A single number is all that's needed: how many lines in the data contain the string "label".

### EXTRACTED DATA

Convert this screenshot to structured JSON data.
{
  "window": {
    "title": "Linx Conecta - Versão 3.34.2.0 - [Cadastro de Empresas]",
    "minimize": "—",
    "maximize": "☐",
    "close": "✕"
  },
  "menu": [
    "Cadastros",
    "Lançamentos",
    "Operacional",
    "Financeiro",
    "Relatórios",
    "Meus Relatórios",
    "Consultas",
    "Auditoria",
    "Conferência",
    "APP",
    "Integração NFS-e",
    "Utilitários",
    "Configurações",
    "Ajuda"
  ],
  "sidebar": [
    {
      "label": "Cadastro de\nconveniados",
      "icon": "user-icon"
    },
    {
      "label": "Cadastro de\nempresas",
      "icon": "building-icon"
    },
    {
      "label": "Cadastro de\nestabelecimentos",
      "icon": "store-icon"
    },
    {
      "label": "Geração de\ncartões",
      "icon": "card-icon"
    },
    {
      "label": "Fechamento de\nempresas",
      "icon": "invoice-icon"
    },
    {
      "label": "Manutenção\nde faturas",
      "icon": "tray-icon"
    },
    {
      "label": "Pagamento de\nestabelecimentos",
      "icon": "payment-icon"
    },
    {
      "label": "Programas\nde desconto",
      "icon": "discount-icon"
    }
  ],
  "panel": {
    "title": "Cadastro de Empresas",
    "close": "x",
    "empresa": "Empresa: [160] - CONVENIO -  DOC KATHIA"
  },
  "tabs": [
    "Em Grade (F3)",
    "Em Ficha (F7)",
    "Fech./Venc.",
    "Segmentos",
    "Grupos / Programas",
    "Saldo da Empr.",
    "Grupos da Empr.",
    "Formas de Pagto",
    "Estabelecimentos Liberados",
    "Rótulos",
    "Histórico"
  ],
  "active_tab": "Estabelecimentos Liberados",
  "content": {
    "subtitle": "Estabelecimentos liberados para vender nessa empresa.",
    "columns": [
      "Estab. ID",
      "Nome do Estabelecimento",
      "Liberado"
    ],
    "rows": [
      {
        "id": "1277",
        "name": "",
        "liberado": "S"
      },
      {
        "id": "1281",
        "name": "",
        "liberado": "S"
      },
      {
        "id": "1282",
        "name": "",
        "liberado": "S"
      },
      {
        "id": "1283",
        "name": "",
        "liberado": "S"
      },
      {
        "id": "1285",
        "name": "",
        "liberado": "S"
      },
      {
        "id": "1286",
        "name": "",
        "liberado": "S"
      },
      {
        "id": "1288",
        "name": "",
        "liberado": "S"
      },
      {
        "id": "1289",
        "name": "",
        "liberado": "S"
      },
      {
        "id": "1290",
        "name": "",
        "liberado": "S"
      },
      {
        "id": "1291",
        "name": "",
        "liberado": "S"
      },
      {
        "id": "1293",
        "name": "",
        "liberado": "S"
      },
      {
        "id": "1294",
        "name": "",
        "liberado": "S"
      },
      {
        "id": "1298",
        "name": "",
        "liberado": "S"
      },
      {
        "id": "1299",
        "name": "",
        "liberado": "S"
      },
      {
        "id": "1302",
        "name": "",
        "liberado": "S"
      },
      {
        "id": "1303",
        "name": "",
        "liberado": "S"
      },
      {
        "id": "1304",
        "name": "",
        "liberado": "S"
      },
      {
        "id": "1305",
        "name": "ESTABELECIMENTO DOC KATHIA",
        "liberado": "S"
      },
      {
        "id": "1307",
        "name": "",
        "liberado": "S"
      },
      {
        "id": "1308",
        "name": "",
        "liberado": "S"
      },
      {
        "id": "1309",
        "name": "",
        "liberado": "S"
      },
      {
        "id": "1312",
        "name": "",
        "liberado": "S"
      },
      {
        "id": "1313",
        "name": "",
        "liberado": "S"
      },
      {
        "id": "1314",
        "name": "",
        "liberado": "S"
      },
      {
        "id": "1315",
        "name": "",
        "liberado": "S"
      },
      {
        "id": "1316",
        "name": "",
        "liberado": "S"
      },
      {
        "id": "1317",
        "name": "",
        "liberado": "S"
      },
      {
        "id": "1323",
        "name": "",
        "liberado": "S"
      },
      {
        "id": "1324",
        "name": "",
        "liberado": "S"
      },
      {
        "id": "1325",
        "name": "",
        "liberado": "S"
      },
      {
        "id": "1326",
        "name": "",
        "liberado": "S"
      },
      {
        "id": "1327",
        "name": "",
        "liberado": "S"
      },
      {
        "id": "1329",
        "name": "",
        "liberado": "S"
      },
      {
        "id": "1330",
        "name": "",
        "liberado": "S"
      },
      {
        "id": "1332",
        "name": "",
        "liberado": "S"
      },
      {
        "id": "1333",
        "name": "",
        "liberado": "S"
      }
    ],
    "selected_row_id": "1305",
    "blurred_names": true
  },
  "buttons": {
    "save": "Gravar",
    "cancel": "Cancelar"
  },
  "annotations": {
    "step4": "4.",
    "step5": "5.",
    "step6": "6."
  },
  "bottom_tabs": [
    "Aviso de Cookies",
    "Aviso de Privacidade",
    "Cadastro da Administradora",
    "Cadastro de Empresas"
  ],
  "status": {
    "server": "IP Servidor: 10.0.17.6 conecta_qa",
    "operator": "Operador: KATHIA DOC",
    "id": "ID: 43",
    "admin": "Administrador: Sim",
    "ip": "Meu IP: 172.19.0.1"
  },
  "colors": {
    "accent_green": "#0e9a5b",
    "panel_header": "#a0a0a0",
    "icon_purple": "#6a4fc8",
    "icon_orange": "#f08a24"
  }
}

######

_OUTPUT BELOW_:
8